“ Wind is now one of the most competitive sources of electricity on the market today, and we’re excited about the capability to use data generated from these wind turbines, using the Predix platform, to maximize the output and value of this project.”

 

For more on this, please click the link below

https://www.irishtimes.com/business/technology/microsoft-and-general-electric-invest-in-irish-wind-technology-1.3249462

What's forecast for 2018: More jobs, more spending and higher wages

budget 2018The optimistic outlook comes as the government prepares to announce Budget details for 2018

 

Reposted by InterSearch Ireland

05/10/2017

 THE FORECAST FOR 2018 looks good for Ireland, with the number of permanent jobs predicted to increase, and in turn, propping up an increase in customers’ spending.

Ahead of next week’s Budget announcement, the Economic & Social Research Institute (ESRI) has predicted that Ireland’s financial growth is expected to continue increasing.

Ireland’s GDP growth, a rough measurement for the country’s economic state, is forecast at 5% in 2017 and 4% in 2018.

 

Image: Andrea Delbo via Shutterstock

In layman’s terms, the ESRI are predicting:

  • Unemployment will average out at 6.1% in 2017 and 5.4% in 2018
  • Part-time positions will replace full-time positions “at an accelerated rate”
  • There will be an increase in customer spending with “a strong forecast” for household spending in particular
  • Increased investment in the construction industry will continue into 2018 according “to a variety of indicators”.

As employment opportunities increase, wage growth has also intensified: “rising four times faster in the period between Q2 2016 and Q2 2017 compared to the same period in the previous year”.

But the ESRI has previously warned that Celtic Tiger mistakes could be repeated if the government isn’t careful – in March it said that the overproduction in the construction sector could potentially cause the economy to overheat if production outpaced demand.

“If unemployment were to fall below 5.5% this would almost certainly confirm that the domestic economy is overheating,” the report said.

The ESRI’s research professor Dr Edgar Morgenroth notes something similar in this report: that investment must be introduced in a regionally balanced manner, and ill-advised plans may run the risk of increasing construction prices further.
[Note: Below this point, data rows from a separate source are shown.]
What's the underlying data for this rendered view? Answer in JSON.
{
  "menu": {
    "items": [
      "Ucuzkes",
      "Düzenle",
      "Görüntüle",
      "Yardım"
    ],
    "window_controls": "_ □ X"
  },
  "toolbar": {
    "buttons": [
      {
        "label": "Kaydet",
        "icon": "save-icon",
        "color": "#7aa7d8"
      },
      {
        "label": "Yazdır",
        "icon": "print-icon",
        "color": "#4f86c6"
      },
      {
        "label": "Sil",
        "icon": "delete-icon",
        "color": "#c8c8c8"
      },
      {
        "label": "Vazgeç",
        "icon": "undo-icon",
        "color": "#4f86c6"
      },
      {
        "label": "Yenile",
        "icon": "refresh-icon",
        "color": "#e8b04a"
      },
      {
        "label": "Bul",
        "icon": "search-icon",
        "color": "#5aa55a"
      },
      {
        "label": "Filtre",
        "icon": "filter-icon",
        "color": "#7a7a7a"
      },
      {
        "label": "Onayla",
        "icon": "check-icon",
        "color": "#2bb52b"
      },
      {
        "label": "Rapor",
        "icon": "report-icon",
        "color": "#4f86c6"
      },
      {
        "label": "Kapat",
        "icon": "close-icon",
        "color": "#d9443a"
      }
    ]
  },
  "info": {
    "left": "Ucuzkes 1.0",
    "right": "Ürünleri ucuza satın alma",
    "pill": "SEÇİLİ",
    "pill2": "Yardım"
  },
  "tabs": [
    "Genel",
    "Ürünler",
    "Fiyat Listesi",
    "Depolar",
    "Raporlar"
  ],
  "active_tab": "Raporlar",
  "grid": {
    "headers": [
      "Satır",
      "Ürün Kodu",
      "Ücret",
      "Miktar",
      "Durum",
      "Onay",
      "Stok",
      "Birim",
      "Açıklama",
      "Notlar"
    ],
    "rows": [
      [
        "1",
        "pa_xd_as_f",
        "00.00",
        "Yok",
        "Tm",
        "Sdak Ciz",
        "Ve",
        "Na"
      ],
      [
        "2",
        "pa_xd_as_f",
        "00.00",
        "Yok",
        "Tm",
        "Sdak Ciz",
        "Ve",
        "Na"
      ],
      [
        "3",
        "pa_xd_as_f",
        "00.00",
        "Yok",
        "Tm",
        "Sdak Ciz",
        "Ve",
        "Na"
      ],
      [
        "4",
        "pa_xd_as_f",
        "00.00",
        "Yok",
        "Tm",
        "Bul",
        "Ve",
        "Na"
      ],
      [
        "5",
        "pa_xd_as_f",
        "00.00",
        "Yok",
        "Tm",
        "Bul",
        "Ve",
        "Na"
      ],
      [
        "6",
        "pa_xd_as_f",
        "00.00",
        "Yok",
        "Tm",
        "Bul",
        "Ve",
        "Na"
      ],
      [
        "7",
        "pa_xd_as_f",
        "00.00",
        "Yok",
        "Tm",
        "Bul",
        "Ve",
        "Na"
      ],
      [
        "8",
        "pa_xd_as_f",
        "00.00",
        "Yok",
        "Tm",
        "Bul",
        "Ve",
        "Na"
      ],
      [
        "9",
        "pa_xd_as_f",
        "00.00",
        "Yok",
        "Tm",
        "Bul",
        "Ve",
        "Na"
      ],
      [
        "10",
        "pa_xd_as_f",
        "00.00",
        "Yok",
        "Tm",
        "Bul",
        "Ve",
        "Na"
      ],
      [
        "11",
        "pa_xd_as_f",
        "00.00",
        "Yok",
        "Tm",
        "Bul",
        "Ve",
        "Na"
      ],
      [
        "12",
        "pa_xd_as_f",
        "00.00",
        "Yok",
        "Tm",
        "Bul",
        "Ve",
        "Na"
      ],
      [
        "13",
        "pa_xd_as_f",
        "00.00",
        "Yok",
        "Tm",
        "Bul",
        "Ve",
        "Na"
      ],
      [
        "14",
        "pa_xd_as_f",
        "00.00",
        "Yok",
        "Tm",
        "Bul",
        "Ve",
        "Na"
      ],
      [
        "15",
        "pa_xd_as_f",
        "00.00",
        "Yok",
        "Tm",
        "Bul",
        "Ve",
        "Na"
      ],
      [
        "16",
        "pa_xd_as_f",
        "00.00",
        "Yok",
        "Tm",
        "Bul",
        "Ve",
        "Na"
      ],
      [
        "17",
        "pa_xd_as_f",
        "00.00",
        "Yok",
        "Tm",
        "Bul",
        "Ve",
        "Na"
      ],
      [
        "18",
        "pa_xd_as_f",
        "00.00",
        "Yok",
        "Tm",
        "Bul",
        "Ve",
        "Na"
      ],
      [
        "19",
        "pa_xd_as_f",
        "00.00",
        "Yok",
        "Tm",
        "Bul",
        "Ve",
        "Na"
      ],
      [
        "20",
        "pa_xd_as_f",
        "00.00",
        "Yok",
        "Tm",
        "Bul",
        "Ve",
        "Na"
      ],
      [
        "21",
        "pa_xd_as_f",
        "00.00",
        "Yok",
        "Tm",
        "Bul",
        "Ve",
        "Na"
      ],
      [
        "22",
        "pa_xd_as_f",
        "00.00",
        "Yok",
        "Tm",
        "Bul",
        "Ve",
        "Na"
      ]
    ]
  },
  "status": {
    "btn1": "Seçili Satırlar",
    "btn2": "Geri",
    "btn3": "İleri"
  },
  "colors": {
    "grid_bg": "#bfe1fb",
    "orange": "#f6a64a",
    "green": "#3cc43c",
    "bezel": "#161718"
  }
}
Another report indicated that Ireland’s economic output would be greatly affected by a so-called “hard Brexit” and that it would hit fiscal space by up to €500 million over three years.
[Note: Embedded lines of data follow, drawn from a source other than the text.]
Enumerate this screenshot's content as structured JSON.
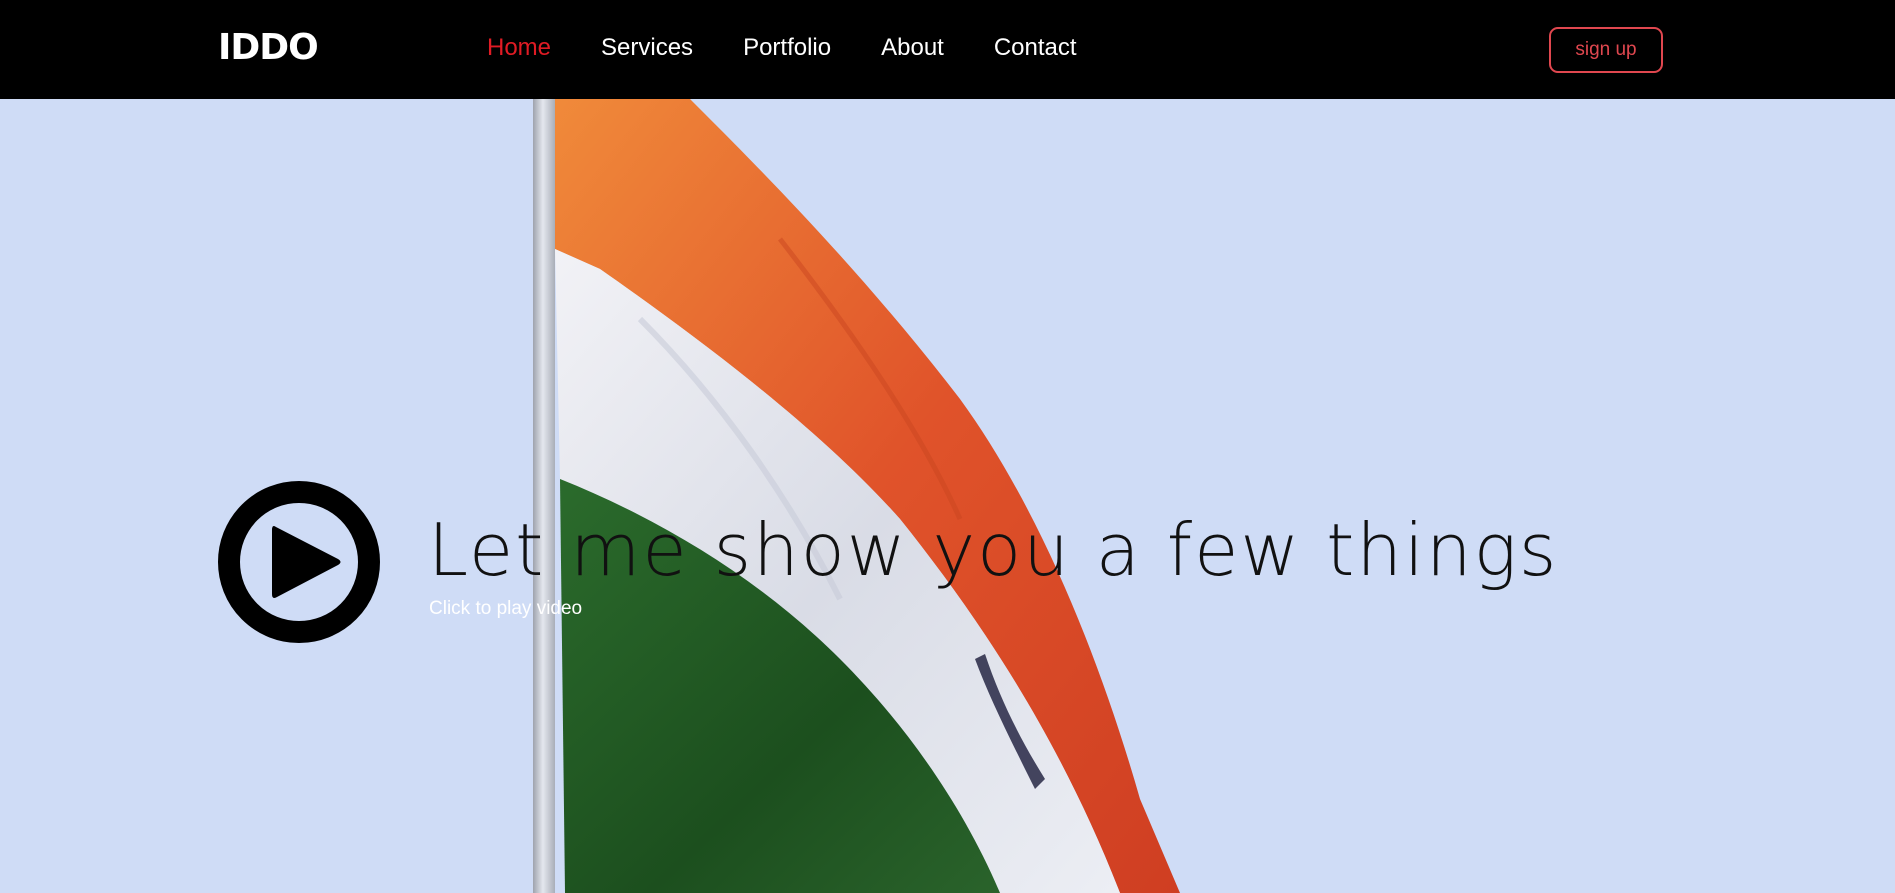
{
  "brand": {
    "logo_text": "IDDO"
  },
  "nav": {
    "items": [
      {
        "label": "Home",
        "active": true
      },
      {
        "label": "Services",
        "active": false
      },
      {
        "label": "Portfolio",
        "active": false
      },
      {
        "label": "About",
        "active": false
      },
      {
        "label": "Contact",
        "active": false
      }
    ],
    "signup_label": "sign up"
  },
  "hero": {
    "headline": "Let me show you a few things",
    "subtext": "Click to play video",
    "play_icon": "play-circle-icon"
  },
  "colors": {
    "nav_background": "#000000",
    "active_link": "#e01b24",
    "signup_accent": "#e0474f",
    "sky": "#cfdcf8",
    "flag_saffron": "#e8652a",
    "flag_white": "#e6e9f2",
    "flag_green": "#1f5a22"
  }
}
Author of the study, Professor Kieran McQuinn said that “the key challenge for the government is how to transition the economy from one enjoying elevated rates of economic growth, to a more stable period of sustainable activity over the medium-term.”

 

For more on this please click on the link below

http://www.thejournal.ie/economic-forecast-2018-jobs-spending-wages-3629130-Oct2017/